# EXERCISE:
Within the data below, count the lines that include "JSON" and give only the count.

# MATERIAL PROVIDED:
---------------

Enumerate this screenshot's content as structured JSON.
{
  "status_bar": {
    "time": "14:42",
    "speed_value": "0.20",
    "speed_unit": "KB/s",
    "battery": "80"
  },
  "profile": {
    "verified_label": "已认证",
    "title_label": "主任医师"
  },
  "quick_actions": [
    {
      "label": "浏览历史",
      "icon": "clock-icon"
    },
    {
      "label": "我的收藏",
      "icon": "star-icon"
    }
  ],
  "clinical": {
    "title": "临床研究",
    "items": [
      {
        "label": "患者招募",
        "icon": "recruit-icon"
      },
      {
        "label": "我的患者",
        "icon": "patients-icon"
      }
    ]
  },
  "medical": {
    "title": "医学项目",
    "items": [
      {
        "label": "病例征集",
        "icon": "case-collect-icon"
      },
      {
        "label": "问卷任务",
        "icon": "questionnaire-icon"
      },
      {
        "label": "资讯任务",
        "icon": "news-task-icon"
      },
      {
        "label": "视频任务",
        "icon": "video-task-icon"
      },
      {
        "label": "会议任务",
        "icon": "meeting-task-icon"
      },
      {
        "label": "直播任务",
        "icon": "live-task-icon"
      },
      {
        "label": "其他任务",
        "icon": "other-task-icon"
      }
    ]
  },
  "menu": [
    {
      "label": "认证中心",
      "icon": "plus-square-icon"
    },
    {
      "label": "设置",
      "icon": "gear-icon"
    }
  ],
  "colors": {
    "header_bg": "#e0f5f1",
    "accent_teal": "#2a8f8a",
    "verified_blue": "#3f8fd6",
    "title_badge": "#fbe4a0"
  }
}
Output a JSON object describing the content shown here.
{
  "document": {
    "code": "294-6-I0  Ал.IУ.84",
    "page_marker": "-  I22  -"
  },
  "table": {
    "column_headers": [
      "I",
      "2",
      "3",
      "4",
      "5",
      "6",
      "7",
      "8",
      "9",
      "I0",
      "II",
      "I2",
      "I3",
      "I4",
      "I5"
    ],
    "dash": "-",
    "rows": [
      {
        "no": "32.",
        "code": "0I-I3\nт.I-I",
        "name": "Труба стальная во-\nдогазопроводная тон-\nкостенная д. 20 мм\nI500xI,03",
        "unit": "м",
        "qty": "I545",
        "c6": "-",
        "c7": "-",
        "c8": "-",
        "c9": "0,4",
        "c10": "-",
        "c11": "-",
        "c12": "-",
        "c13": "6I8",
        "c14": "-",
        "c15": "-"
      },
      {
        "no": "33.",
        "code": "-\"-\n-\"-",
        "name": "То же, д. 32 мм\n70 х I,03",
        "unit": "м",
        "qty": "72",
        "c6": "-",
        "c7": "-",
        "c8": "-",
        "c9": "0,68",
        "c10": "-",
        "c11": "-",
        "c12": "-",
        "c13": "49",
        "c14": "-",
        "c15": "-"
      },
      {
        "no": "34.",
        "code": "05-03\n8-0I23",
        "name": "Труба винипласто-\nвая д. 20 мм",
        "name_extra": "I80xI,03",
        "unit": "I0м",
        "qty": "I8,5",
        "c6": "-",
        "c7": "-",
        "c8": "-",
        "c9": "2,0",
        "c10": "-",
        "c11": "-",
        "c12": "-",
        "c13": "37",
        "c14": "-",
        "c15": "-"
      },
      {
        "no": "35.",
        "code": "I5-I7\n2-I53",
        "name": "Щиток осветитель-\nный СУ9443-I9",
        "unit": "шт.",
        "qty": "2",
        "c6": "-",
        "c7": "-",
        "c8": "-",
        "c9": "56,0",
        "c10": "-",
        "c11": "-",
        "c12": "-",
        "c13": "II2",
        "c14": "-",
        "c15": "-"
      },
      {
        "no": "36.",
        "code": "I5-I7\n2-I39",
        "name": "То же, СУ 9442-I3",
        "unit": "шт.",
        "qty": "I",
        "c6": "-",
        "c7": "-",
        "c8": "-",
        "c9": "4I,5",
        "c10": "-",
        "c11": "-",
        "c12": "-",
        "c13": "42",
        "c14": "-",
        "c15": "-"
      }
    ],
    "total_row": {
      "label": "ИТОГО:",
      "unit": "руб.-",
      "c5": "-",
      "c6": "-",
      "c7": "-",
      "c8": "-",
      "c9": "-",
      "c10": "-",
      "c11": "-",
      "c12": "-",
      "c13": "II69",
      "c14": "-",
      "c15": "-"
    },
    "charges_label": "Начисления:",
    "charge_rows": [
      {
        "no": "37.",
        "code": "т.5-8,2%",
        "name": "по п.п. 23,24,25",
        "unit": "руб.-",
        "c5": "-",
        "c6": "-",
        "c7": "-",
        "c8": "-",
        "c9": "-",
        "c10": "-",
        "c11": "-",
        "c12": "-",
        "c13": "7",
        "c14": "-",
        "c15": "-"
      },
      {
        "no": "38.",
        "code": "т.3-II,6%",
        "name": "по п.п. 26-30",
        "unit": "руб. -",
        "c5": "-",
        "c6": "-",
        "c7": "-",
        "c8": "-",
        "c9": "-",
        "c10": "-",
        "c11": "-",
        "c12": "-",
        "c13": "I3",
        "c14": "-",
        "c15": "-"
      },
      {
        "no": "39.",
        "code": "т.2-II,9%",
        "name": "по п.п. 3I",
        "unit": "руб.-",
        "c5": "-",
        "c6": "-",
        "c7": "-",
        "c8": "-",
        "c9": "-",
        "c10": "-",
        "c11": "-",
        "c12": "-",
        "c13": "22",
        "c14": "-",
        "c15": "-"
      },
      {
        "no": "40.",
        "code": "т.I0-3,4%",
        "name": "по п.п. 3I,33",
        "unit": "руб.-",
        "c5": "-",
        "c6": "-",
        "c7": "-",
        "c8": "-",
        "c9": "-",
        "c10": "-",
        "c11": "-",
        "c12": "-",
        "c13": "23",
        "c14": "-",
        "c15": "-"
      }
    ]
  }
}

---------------

# WRITTEN RESPONSE:
2